Throughout the years, Pakistan has had to face recurrent political and economic crises as well as assassinations of political leaders. The fact that Pakistani's institutions have been on the brink of collapse for decades is not a secret, especially following the Wikileaks disclosure of US diplomatic correspondence and confidential assessments in 2010.

In sharp contrast to frequent public declarations of faith in Pakistan's capacities to overcome its rising crises, one leaked diplomatic post thus reads, "Although we do not believe Pakistan is a failed state, we nonetheless recognize that the challenges it confronts are dire... The government is losing more and more territory every day to foreign and domestic militant groups; deteriorating law and order in turn is undermining economic recovery. The bureaucracy is settling into third-world mediocrity, as demonstrated by some corruption and a limited capacity to implement or articulate policy."

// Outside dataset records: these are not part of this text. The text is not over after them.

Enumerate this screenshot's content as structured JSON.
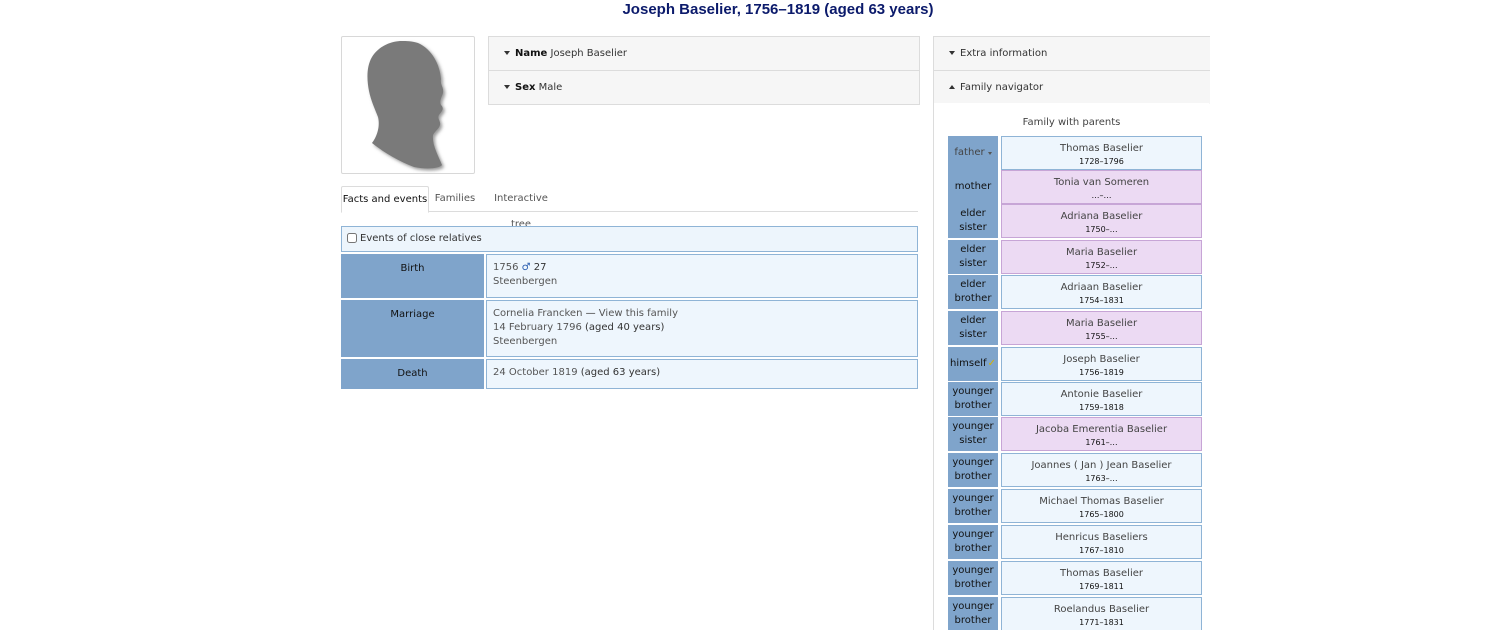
{
  "page": {
    "title": "Joseph Baselier, 1756–1819 (aged 63 years)"
  },
  "summary": {
    "name": {
      "label": "Name",
      "value": "Joseph Baselier"
    },
    "sex": {
      "label": "Sex",
      "value": "Male"
    }
  },
  "tabs": [
    {
      "label": "Facts and events",
      "active": true
    },
    {
      "label": "Families",
      "active": false
    },
    {
      "label": "Interactive tree",
      "active": false
    }
  ],
  "facts": {
    "close_relatives_label": "Events of close relatives",
    "close_relatives_checked": false,
    "birth": {
      "label": "Birth",
      "date": "1756",
      "sex_symbol": "♂",
      "age": "27",
      "place": "Steenbergen"
    },
    "marriage": {
      "label": "Marriage",
      "spouse": "Cornelia Francken",
      "separator": "—",
      "view_family": "View this family",
      "date": "14 February 1796",
      "age": "(aged 40 years)",
      "place": "Steenbergen"
    },
    "death": {
      "label": "Death",
      "date": "24 October 1819",
      "age": "(aged 63 years)"
    }
  },
  "sidebar": {
    "extra_info_label": "Extra information",
    "family_navigator_label": "Family navigator",
    "family_caption": "Family with parents",
    "members": [
      {
        "relation": "father",
        "name": "Thomas Baselier",
        "years": "1728–1796",
        "sex": "male"
      },
      {
        "relation": "mother",
        "name": "Tonia van Someren",
        "years": "…–…",
        "sex": "female"
      },
      {
        "relation": "elder sister",
        "name": "Adriana Baselier",
        "years": "1750–…",
        "sex": "female"
      },
      {
        "relation": "elder sister",
        "name": "Maria Baselier",
        "years": "1752–…",
        "sex": "female"
      },
      {
        "relation": "elder brother",
        "name": "Adriaan Baselier",
        "years": "1754–1831",
        "sex": "male"
      },
      {
        "relation": "elder sister",
        "name": "Maria Baselier",
        "years": "1755–…",
        "sex": "female"
      },
      {
        "relation": "himself",
        "name": "Joseph Baselier",
        "years": "1756–1819",
        "sex": "male"
      },
      {
        "relation": "younger brother",
        "name": "Antonie Baselier",
        "years": "1759–1818",
        "sex": "male"
      },
      {
        "relation": "younger sister",
        "name": "Jacoba Emerentia Baselier",
        "years": "1761–…",
        "sex": "female"
      },
      {
        "relation": "younger brother",
        "name": "Joannes ( Jan ) Jean Baselier",
        "years": "1763–…",
        "sex": "male"
      },
      {
        "relation": "younger brother",
        "name": "Michael Thomas Baselier",
        "years": "1765–1800",
        "sex": "male"
      },
      {
        "relation": "younger brother",
        "name": "Henricus Baseliers",
        "years": "1767–1810",
        "sex": "male"
      },
      {
        "relation": "younger brother",
        "name": "Thomas Baselier",
        "years": "1769–1811",
        "sex": "male"
      },
      {
        "relation": "younger brother",
        "name": "Roelandus Baselier",
        "years": "1771–1831",
        "sex": "male"
      }
    ]
  },
  "colors": {
    "title": "#0b1a6b",
    "label_cell": "#7fa4cb",
    "male_cell": "#eef6fd",
    "female_cell": "#ecdaf3",
    "silhouette": "#7a7a7a"
  },
  "icons": [
    "silhouette-icon",
    "caret-down-icon",
    "caret-up-icon",
    "male-icon",
    "check-icon",
    "checkbox-icon"
  ]
}
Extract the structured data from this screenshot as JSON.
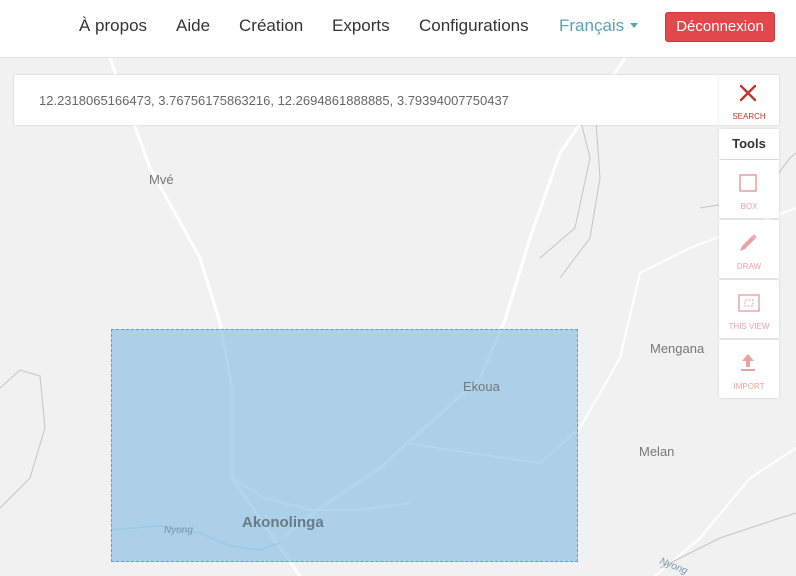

Unfortunately, numbers seem to confirm the leaks as with more than one suicide bombing every week, an estimated 35,000 Pakistanis have died since 9/11.

Moreover the country is still prone to internal conflicts, making it all the more difficult for the government to control its territory. The province of Balochistan is a good example as a nationalist insurgency that shows no sign of going away has affected the region for more than five years.

Karachi, the country's largest city, is also in a precarious state, as tensions and criminality are running high; an estimated average of 4.7 murders every night. Worryingly those murders are said to mostly be politically motivated killings.

Yet, despite all those problems to overcome the state has not yet collapsed and has rather proved remarkably resilient, causing academics to debate whether the country is in fact more stable than many people think.

However cables, provided by WikiLeaks to Dawn newspaper, disclose there was tension between Pakistan's civilian government and the powerful army over the use of funds provided for counter-insurgency operations.

According to one cable, then Finance Minister Shaukat Tarin asked former U.S. Ambassador Anne Patterson during a November 2009 meeting "to keep him informed of funds the U.S. directs to the Pakistani military".

Tarin said he would not reduce the military's budget based on US assistance flows but made it clear that his ministry "needs to be kept aware for overall budgeting purposes" before complaining to the U.S. envoy that army chief Gen Ashfaq Parvez Kayani "does not pass on this information".

So is Pakistan a fragile state on the brink of collapse, or are weaknesses used as a façade? What in all of this seems the most questionable is why the U.S. would give money directly to the army without consulting the government in a country where military coups are not unusual?